Here’s a look at how Wentz’s running plays helped the Eagles on Sunday:
On Wentz’s first running play, at the 12:57 mark in the second quarter, he’s in shotgun with Darren Sproles to his left, trips to his right and Zach Ertz as the tight end on the left side of the line.
Now, we’re at the point of what looks to be the handoff. You can see the Lions, at all three levels of their defense, are pushing toward where they think the run is going. It leaves a nice pocket of space toward the left sideline.
By the time the Lions defenders realize Wentz kept the ball, they have to try to stop dead in their tracks and recover. Wentz isn’t an Olympic sprinter, but he is fast enough to get around the edge here. Wentz picks up 10 yards and the Eagles score a touchdown three plays later.
This next play starts with the Eagles on their own 46-yard line. It’s 2nd-and-1, so they’re pretty close to picking up the first down. On this play, Wentz is again in shotgun with Sproles to his left. But this time, he has three wide on the left side and a tight end of the right side of the line.
As Wentz puts the ball into Sproles' gut before pulling it, you can see Lions defensive end Devin Taylor bite just hard enough. All of his force is going left, toward where Sproles is going.
That hesitation by Taylor to go after Wentz is just enough time for the quarterback to get around him, pick up four yards and move the chains. The Eagles went on to kick a field goal on the drive at the end of the second quarter.
This last play comes at the 8:49 mark in the fourth quarter. This is a key 3rd-and-2 situation inside Lions territory with the Eagles down 21-20. Wentz lines up in shotgun with Sproles now on his right. This is a three-wide formation, with Ertz the only tight end. Ertz goes in motion from right to left before the snap.
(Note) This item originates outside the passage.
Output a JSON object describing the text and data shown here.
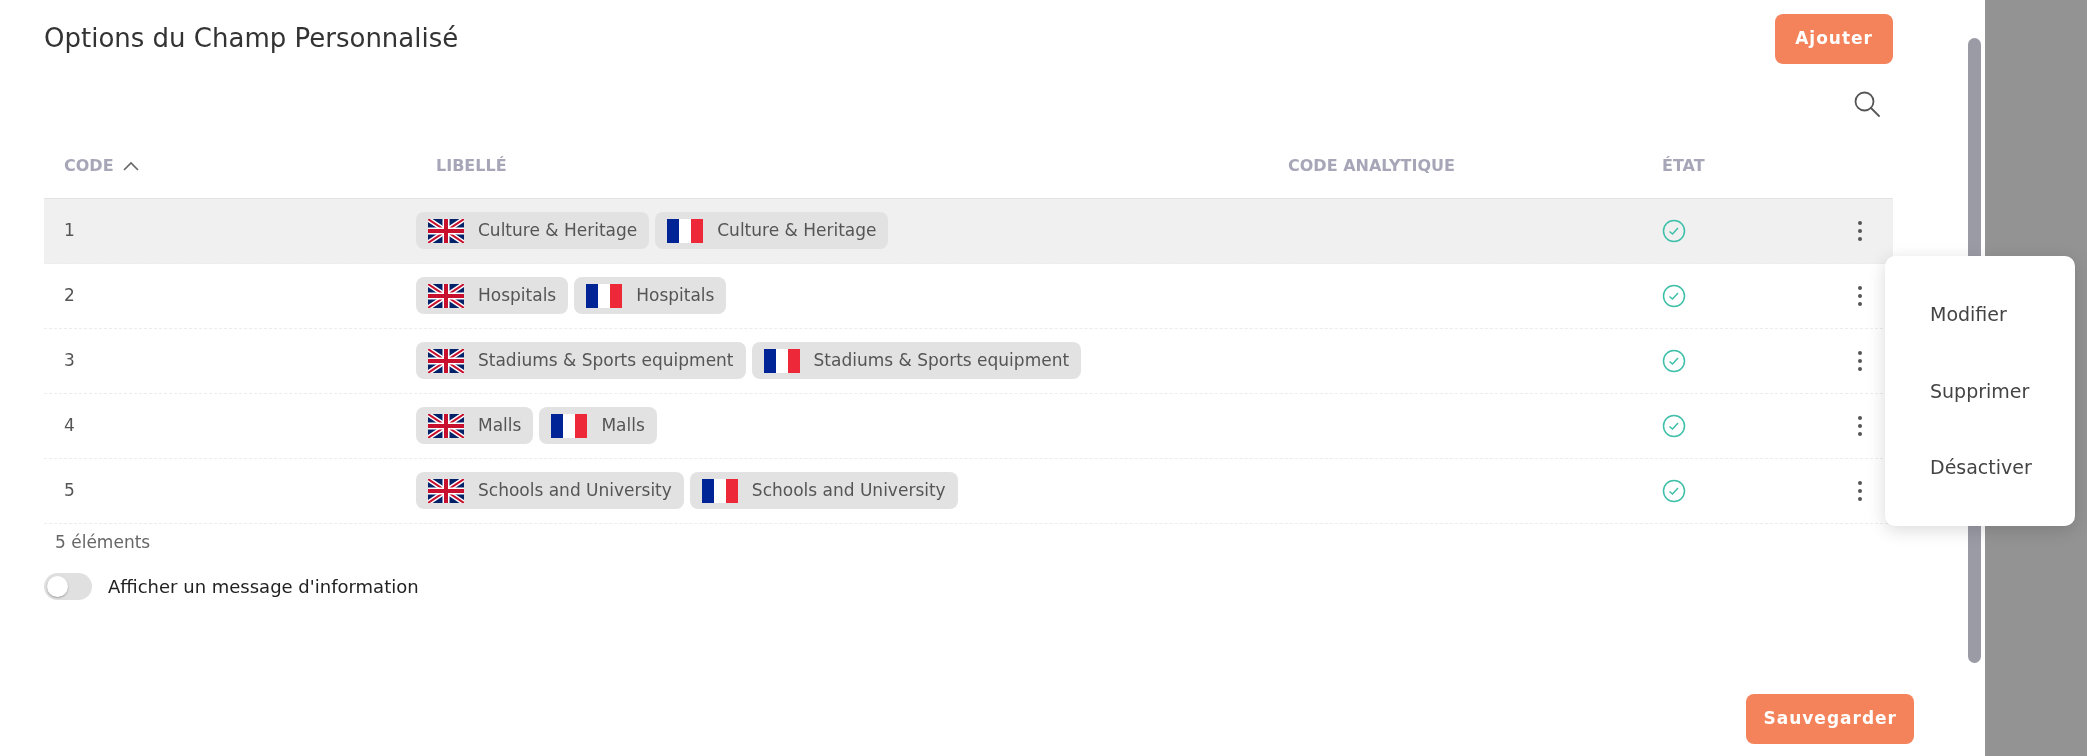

As you can see, the offensive line immediately opens a large hole for Sproles. Meanwhile, the Lions’ free defensive end and linebacker sort of freeze. Earlier in the game, it’s likely they would have assumed Sproles was going to carry the ball, but they were beaten earlier by Wentz’s legs, so they now have to respect his running ability.
By the time it’s clear that Sproles has the ball, Jason Kelce is in the second level blocking the free linebacker, and it’s too late for the defensive end to recover. Sproles has a huge hole and picks up 10 yards and a first down.
Of course, the Eagles ended up losing the game, but this play helped lead to what would have been the game-winning field goal. The Eagles set it up throughout the game, by showing their play-action and Wentz’s ability with his legs.
Even when Wentz doesn’t take off running, teams will now have to respect the threat. That can be a huge weapon for the Eagles going forward.